Organizations need to keep us in mind when talking about cybersecurity. Don’t assume that we know how to keep ourselves safe online, or care enough to do so.
We weren’t taught about staying safe online in our homes, or in our schools. And some of us had to learn the hard way—by falling victim to cybercrime.
But the solution is not a simple one-size-fits-all strategy. Especially for a modern workforce with various generations. What might work for one might not work for the other!
So that’s where we start—making sure that when you implement cybersecurity initiatives, they are highly personalized. That’s how you get people to care about things. By catering to their unique needs.
How to get through to people about cybersecurity
Growing up in the digital age made us tech savvy.

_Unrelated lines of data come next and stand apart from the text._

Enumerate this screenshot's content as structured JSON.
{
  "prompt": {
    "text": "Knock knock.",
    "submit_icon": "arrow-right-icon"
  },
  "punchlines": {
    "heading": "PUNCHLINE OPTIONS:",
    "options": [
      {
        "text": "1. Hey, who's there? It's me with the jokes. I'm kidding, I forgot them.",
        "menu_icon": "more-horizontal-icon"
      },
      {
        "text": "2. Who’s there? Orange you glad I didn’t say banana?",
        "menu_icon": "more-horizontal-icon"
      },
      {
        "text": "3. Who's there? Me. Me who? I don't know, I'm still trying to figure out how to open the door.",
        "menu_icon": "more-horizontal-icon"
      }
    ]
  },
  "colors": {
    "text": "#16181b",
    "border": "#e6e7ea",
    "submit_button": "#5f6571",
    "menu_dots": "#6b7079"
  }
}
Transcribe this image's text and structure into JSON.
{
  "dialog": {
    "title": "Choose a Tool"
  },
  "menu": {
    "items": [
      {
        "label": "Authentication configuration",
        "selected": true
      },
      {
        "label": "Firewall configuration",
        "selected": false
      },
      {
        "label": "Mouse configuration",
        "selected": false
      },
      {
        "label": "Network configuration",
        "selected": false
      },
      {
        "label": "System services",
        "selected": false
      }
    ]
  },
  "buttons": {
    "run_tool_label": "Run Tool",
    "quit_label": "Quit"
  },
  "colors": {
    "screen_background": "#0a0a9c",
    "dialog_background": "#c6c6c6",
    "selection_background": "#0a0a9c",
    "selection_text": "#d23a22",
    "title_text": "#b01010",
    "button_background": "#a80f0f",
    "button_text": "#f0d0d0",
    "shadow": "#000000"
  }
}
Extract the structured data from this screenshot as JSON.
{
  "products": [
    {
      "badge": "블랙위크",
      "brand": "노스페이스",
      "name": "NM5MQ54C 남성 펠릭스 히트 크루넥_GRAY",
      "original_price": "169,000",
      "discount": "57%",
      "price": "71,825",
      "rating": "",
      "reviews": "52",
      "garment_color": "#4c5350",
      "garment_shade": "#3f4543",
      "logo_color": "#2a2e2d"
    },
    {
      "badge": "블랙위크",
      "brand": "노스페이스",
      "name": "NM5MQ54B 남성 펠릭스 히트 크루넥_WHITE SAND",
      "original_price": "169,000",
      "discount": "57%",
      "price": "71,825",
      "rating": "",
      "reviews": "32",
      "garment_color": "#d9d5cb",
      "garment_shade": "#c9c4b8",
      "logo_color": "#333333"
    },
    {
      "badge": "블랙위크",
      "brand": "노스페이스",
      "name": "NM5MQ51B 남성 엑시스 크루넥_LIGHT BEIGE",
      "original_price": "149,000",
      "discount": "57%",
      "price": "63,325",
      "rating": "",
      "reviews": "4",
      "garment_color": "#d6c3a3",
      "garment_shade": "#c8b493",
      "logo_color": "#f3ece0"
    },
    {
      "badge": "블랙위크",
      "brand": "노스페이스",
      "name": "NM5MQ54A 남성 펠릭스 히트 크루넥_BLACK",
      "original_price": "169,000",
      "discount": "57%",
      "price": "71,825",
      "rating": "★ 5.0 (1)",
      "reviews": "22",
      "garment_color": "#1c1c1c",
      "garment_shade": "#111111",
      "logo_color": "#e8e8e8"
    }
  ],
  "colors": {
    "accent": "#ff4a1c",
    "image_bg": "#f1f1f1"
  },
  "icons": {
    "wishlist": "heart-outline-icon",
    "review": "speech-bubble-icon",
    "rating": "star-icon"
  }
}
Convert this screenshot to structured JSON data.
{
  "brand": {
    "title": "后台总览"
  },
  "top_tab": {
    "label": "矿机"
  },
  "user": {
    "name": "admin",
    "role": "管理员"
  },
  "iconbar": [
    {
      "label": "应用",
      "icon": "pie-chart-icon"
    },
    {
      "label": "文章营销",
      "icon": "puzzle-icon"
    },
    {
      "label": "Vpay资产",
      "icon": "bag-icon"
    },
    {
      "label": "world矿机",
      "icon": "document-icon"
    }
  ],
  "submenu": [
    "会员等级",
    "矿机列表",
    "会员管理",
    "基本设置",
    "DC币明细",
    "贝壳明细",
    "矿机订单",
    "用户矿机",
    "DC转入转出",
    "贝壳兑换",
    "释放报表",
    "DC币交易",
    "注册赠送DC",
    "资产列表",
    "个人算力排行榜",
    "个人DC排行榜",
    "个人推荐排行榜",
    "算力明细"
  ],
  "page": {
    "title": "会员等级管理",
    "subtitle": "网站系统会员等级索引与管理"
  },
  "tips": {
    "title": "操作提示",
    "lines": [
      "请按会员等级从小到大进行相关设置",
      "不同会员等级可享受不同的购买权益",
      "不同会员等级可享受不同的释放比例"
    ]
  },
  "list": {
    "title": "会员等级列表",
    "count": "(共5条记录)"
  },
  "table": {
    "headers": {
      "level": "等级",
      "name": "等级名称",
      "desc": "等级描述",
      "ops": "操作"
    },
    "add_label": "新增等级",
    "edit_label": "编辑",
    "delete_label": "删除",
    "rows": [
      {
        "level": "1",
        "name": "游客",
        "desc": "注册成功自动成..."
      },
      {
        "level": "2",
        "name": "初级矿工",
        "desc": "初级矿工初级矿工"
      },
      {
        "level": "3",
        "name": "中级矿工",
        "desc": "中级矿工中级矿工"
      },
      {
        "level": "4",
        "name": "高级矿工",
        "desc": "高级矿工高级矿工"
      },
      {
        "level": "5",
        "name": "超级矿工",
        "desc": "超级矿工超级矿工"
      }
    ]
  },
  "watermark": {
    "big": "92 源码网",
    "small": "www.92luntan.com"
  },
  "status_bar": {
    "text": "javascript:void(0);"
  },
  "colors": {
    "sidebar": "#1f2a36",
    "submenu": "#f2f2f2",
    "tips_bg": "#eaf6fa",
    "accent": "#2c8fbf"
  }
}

Maybe that made us overestimate our cybersecurity competencies. Maybe it didn’t, and, like everyone else, maybe cybersecurity just sits at the back of our minds.
Like most people, we just want to get on with it. Of course, this opens up a human desire to look for a shortcut—the easiest and lowest effort option available. As you know, the easiest option isn’t always the safest or even time or money-saving.
To any Gen Z reading this, you aren’t alone. Even though I know all the risks and how to protect myself, sometimes it’s a lot easier not to take protective action. It’s easier to have my birthday as my password (did I just admit I used to do that?). But I’m trying to do better. I know I have a role to play in protecting myself and my family. So I’m taking responsibility.
Here’s the bottom line. People need a reason to care. A reason to act beyond “because you have to”. Personalized cybersecurity makes people more open to adopting security best practices. My motivator is protecting my family. It might be different for someone else. And that’s the challenge.
Technology can only do so much. Taking the human behind the screen into account can do so much more!
What does the future hold?
It’s important to stress that Gen Z and future digital natives are humans. We don’t come pre-installed with a cybersecurity feature.
We are all, regardless of age, taught not to accept candy from a stranger. But what if the candy is online? Our real-world instincts don’t always translate to the online world.
But there’s hope for the future—a highly personalized and scientific approach to human cyber risk.